The Impacts of Sugar-Sweetened Beverages

The American Heart Association recommends that kids ages 2 to 18 should have less than 25 grams, or 6 teaspoons, of added sugars daily. That’s nearly impossible to achieve for soda drinkers, considering one 12-ounce can of regular soda contains 10 teaspoons of sugar—about 65% more added sugars than the recommended daily limit. Supersizing your beverage to a 20-ounce bottle of “pop” contains 16 teaspoons of the sweet stuff—230% more added sugars than the recommended daily limit! 

Not only does drinking sugar-sweetened beverages contribute to the ever-growing obesity problem in children in the United States, but it can also play a major role in dental decay. Even with regular brushing and flossing, both regular and diet sodas can break down the enamel of teeth. Tiny bacteria live between and around teeth and, when exposed to the sugar in soft drinks, produce an acid that causes damage to tooth enamel, which eventually leads to decay and cavities. And it doesn’t take long—this acid can begin to wreak havoc in only 20 minutes!


Can of soda atop a mound of granulated sugar

Not Hip to Sip


Glasses of different sodas and sugary drinks
It’s not just soda that’s contributing to an increase in tooth decay. Nationwide, students are drinking more sports drinks and fruit juices, which also contain high concentrations of sugar. The problem is with the frequency that a child’s teeth are exposed to sugar throughout the day. Nursing soft drinks significantly contributes to the development of tooth decay.

For example, if a student takes one small sip of soda, and then a minute later, takes another small sip, and then another sip—and this goes on during the course of one day—teeth are exposed over and over again to high concentrations of sugar and acid without any kind of break.

Even sugar-free soda is harmful to teeth because it contains high amounts of acid, leading to a breakdown in dental enamel. Because students typically do not brush their teeth during school hours, their risk of getting cavities increases dramatically.

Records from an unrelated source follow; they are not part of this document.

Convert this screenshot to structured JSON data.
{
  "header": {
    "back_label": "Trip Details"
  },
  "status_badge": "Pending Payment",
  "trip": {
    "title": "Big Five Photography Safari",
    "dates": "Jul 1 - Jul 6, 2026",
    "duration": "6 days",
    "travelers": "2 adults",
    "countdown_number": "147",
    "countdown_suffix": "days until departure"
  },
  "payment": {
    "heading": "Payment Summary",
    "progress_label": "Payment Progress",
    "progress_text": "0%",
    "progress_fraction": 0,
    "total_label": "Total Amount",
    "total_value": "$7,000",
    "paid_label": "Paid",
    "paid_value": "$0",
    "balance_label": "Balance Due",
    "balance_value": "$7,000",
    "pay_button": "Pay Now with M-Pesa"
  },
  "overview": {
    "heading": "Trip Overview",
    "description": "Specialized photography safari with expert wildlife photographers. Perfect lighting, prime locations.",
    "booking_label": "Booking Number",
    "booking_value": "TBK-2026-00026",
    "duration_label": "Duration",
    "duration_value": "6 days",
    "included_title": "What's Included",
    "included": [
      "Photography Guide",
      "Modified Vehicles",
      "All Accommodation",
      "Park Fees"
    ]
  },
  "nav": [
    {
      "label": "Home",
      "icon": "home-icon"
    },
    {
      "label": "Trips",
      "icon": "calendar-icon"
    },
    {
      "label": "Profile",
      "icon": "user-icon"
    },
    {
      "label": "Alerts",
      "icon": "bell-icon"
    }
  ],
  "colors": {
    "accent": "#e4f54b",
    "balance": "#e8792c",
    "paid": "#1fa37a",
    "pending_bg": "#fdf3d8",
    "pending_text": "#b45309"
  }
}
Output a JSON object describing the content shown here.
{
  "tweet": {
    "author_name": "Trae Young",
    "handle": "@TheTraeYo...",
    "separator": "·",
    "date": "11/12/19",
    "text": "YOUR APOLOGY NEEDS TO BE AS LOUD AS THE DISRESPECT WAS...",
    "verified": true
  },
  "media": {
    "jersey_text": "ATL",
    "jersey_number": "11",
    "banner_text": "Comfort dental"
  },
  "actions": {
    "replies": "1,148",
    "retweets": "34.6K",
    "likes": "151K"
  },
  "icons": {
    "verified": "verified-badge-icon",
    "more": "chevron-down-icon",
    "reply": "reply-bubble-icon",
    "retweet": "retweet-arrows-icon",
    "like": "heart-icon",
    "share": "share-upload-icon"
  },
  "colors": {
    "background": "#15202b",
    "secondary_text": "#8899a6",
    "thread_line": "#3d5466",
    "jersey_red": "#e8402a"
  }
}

Sugar in Disguise

If any of these added sweeteners are listed as an ingredient in your drink, you may want to opt for water or milk:
  • brown sugar 
  • cane crystals/sugar 
  • corn sweetener 
  • dextrin  
  • evaporated cane juice 
  • fruit juice concentrate 
  • high fructose corn syrup 
  • honey 
  • malt syrup 
  • maple syrup 
  • molasses 
  • most ingredients ending with the letters “ose” (e.g., fructose, lactose, sucrose maltose, dextrose)


Glass of cola overflowing with sugar cubes

The Benefits of Drinking Water

There are many benefits to drinking water:

  • Reduces muscle cramping and fatigue when consumed before, during, and after exercise.
  • Regulates body temperature. To sweat, you need plenty of water.
  • Helps you get well when you’re sick by controlling fever and replacing lost fluid.
  • Keeps you hydrated, alert, and energized. Even minor dehydration can cause a loss of concentration, fatigue, and irritability.
  • Prevents you from confusing hunger with thirst, which can help you control your weight.


Young woman drinking a glass of water